[Opening Given information section]
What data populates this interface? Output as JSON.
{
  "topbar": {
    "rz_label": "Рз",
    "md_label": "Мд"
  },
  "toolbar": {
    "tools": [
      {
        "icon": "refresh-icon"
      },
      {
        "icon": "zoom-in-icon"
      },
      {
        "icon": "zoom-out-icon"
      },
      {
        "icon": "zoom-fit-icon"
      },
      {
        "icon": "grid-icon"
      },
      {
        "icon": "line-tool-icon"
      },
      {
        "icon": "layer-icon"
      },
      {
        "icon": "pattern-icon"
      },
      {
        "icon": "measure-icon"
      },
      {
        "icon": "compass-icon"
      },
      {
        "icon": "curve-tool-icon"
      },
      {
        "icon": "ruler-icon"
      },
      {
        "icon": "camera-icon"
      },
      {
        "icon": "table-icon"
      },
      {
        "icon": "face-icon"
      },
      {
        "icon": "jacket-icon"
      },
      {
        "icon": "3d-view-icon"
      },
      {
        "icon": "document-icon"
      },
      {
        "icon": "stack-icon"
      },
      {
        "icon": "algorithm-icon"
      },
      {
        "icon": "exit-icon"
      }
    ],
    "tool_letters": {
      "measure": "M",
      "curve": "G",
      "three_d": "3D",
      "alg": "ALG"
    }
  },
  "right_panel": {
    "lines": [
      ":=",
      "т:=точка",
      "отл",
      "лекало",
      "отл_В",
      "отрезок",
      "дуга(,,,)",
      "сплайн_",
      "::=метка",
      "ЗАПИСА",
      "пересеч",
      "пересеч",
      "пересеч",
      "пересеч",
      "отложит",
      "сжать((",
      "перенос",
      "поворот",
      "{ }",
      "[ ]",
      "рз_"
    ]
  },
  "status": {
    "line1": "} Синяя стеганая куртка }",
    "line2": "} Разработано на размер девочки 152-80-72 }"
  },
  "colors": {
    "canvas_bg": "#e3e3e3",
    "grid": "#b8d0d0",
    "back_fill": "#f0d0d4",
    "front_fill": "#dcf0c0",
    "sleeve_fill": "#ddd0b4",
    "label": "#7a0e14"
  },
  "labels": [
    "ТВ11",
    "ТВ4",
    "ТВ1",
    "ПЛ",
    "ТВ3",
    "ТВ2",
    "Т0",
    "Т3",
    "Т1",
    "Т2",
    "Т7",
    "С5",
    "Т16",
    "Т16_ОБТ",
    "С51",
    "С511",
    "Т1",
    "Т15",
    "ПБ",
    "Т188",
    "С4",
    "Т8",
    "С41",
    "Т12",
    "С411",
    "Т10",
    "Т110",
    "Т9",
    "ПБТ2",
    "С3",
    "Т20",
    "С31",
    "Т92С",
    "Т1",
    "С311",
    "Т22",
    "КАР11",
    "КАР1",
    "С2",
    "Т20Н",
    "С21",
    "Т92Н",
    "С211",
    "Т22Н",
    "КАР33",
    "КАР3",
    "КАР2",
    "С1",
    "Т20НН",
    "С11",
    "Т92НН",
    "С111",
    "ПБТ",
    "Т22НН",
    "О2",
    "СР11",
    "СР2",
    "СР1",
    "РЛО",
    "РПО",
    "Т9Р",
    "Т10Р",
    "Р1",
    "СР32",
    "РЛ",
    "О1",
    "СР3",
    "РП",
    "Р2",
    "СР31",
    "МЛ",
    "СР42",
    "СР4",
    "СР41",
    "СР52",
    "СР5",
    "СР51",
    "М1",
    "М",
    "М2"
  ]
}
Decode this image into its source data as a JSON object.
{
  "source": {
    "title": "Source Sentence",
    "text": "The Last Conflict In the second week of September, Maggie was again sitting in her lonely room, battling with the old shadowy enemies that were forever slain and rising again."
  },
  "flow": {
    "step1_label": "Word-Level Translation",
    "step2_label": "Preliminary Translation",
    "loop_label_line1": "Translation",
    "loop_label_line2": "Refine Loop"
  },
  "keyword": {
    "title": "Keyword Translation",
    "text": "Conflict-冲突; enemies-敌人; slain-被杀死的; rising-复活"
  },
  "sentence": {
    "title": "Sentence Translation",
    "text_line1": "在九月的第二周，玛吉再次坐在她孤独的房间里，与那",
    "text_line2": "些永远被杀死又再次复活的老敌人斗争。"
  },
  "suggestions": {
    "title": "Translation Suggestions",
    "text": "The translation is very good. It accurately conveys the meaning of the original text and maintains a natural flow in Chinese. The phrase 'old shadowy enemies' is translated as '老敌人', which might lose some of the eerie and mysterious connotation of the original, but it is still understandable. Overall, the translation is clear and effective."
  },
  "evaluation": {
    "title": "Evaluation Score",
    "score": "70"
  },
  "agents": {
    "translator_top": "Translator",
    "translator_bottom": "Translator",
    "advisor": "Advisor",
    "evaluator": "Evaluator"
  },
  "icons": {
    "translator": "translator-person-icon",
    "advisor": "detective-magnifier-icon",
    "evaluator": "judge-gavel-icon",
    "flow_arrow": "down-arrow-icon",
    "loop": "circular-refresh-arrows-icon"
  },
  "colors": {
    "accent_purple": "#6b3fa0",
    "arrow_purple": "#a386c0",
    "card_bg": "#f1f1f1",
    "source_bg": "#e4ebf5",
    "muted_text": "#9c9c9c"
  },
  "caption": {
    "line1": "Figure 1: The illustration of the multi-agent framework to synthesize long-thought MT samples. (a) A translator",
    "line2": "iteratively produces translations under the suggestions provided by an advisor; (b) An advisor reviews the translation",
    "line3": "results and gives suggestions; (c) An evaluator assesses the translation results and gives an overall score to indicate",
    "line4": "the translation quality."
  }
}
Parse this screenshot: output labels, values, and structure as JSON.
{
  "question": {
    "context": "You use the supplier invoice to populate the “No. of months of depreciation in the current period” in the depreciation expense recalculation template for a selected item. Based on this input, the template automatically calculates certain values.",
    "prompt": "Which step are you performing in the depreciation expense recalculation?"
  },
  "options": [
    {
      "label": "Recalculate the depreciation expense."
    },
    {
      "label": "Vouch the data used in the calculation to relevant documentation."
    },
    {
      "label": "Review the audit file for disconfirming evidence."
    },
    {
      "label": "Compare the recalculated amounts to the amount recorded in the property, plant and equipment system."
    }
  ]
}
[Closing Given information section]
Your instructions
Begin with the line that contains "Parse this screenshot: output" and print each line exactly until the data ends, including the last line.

Exercise output
Parse this screenshot: output labels, values, and structure as JSON.
{
  "question": {
    "context": "You use the supplier invoice to populate the “No. of months of depreciation in the current period” in the depreciation expense recalculation template for a selected item. Based on this input, the template automatically calculates certain values.",
    "prompt": "Which step are you performing in the depreciation expense recalculation?"
  },
  "options": [
    {
      "label": "Recalculate the depreciation expense."
    },
    {
      "label": "Vouch the data used in the calculation to relevant documentation."
    },
    {
      "label": "Review the audit file for disconfirming evidence."
    },
    {
      "label": "Compare the recalculated amounts to the amount recorded in the property, plant and equipment system."
    }
  ]
}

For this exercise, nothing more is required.